Date and place: 3rd March 2018, Glendon College, York University (Toronto)
Topic:Translation and (De)colonization
Deadline: Abstract 250-300 words by December 1, 2017
Call for papers
Translation has long played a key role in processes of colonization, often being used as a tool of the colonizer. However, as Indigenous peoples and settler allies have progressively worked toward dismantling oppressive institutions and divesting from colonial power, the function of translation has increasingly expanded to include practices that give voice to colonized and Indigenous peoples and move toward justice, reconciliation, and social solidarity. This year’s graduate conference aims to explore the complex, dynamic relationship between translation and decolonization.
We invite proposals for papers from a variety of fields and perspectives that engage with issues including, but not limited to:
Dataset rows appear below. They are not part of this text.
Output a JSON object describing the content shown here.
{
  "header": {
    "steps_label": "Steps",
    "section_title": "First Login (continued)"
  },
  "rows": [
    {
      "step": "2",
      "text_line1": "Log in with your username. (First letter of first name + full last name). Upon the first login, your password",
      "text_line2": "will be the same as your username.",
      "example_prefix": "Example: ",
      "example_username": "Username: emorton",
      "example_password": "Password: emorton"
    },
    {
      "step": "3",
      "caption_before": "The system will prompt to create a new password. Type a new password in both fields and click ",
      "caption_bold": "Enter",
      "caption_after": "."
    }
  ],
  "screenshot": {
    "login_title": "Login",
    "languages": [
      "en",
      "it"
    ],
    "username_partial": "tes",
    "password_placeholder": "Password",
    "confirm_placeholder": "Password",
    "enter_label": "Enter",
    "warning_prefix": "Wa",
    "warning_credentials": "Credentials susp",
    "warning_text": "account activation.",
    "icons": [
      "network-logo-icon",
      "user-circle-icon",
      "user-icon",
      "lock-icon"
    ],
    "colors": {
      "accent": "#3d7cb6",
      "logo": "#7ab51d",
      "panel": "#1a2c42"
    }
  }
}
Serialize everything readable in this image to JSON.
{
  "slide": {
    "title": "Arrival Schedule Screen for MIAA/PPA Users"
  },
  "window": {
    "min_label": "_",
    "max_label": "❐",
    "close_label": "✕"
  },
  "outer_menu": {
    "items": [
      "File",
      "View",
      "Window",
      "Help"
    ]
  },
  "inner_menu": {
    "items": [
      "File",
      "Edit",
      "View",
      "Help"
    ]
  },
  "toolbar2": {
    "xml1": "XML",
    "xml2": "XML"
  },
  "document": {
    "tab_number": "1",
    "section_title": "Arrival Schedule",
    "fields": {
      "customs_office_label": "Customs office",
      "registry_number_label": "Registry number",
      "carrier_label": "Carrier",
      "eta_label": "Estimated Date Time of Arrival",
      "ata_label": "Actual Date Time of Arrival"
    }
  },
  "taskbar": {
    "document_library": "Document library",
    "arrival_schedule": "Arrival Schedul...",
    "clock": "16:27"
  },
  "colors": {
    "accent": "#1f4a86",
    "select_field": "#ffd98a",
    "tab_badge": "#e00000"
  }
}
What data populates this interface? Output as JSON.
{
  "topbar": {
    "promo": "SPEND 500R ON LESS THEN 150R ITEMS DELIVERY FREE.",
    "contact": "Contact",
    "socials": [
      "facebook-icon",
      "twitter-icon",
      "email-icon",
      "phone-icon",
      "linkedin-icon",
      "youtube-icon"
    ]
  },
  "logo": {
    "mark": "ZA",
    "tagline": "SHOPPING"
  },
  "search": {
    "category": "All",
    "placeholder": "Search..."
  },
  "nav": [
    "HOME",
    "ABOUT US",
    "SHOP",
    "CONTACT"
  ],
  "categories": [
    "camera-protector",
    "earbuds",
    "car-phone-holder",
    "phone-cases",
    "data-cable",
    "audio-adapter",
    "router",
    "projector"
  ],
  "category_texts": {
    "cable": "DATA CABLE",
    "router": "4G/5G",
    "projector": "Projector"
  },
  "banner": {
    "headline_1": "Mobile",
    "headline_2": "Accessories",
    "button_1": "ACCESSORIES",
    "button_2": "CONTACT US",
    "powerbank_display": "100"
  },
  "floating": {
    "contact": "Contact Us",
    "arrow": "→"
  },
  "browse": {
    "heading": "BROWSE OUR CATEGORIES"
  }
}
- Translation, history, and collective memory
- Translation, solidarity, and social change
- Translation, power, authority, and dominance
- Translation as a tool of resistance and subversion
- Literary translation and self-translation in postcolonial contexts
- Indigenous language preservation and revitalization
- Legal translation and interpretation as a tool for decolonization
- Censorship, manipulation, and historical narratives
- Translation, orality, and transmission
- Voice, identity, and visibility in translation
Our one-day multilingual conference will address these and related topics. We welcome proposals for papers (20-minute presentations) and posters. Those interested are invited to submit an abstract of 250-300 words by December 1, 2017 to firstname.lastname@example.org or email@example.com. Submissions should include the title of the paper and the author’s name, affiliations, and contact information.
Call for papers in English, French, and Spanish. To download the cfp as a pdf file please click here.